You checked in on time, made it through security, found your gate and queued to get on board. You then struggled with the overhead lockers and settled back into your seat. Then the captain announces “We’re waiting for a slot”. What is a slot and why can’t we take off as soon as we are ready?
A slot is a thin opening or groove. You can put coins or letters through a slot on a letterbox. A slot can also be a position or assignment, for example the slot on a plane or in a team.
The most important feature of a slot is its pay table. This displays the symbols that pay out and how many of them you have to land to trigger a payout. It will also explain any bonus features and how to activate them.

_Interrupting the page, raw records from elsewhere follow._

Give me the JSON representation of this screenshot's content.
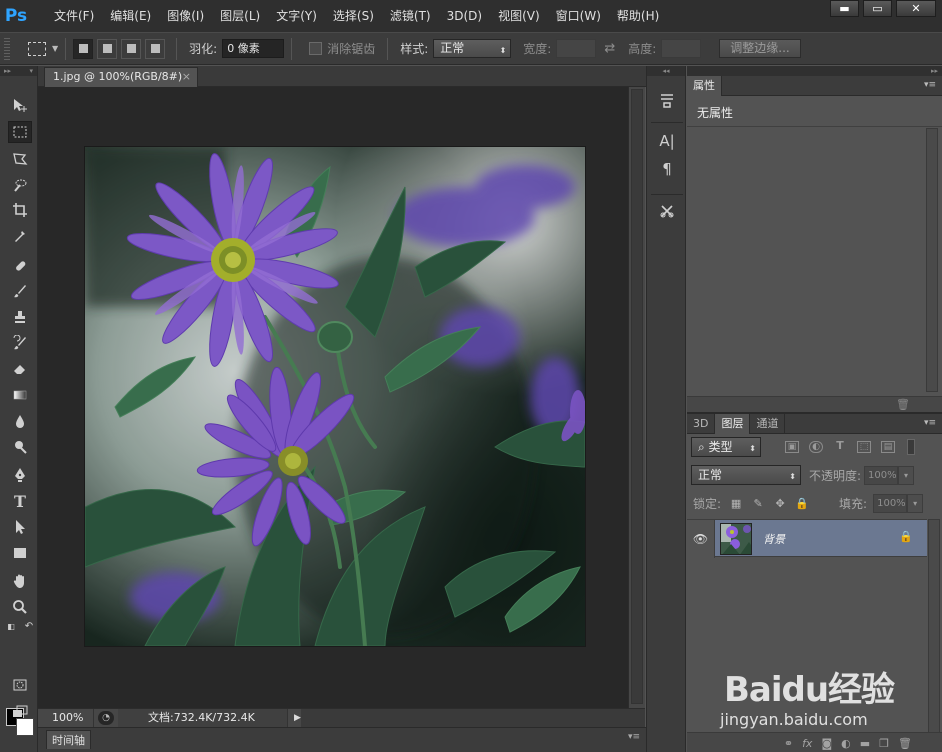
{
  "app": {
    "logo": "Ps"
  },
  "menu": [
    "文件(F)",
    "编辑(E)",
    "图像(I)",
    "图层(L)",
    "文字(Y)",
    "选择(S)",
    "滤镜(T)",
    "3D(D)",
    "视图(V)",
    "窗口(W)",
    "帮助(H)"
  ],
  "window_controls": {
    "minimize": "▬",
    "restore": "▭",
    "close": "✕"
  },
  "options": {
    "feather_label": "羽化:",
    "feather_value": "0 像素",
    "antialias_label": "消除锯齿",
    "style_label": "样式:",
    "style_value": "正常",
    "width_label": "宽度:",
    "height_label": "高度:",
    "refine_edge_button": "调整边缘..."
  },
  "document": {
    "tab_title": "1.jpg @ 100%(RGB/8#)",
    "tab_close": "×",
    "zoom": "100%",
    "doc_info": "文档:732.4K/732.4K"
  },
  "timeline": {
    "tab_label": "时间轴"
  },
  "properties_panel": {
    "tab_label": "属性",
    "empty_text": "无属性"
  },
  "layers_panel": {
    "tabs": [
      "3D",
      "图层",
      "通道"
    ],
    "active_tab": "图层",
    "filter_kind": "类型",
    "blend_mode": "正常",
    "opacity_label": "不透明度:",
    "opacity_value": "100%",
    "lock_label": "锁定:",
    "fill_label": "填充:",
    "fill_value": "100%",
    "layers": [
      {
        "name": "背景",
        "visible": true,
        "locked": true
      }
    ]
  },
  "colors": {
    "foreground": "#000000",
    "background": "#ffffff",
    "selected_layer": "#6b7891",
    "ps_blue": "#2fa4ff"
  },
  "watermark": {
    "brand": "Baidu经验",
    "url": "jingyan.baidu.com"
  }
}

In the NFL, a slot receiver is the 3rd string receiver who plays on passing downs and is primarily a pass-catcher. They are typically smaller receivers who can stretch the defense vertically off pure speed. They are also very good at running shorter routes on the route tree, such as slants and quick outs. Great slot receivers like Tyreek Hill or Brandin Cooks can beat coverage by running fast and going to their preferred areas of the field. This makes them difficult for secondary players to cover. However, they also have to block and run long routes to open up short passes.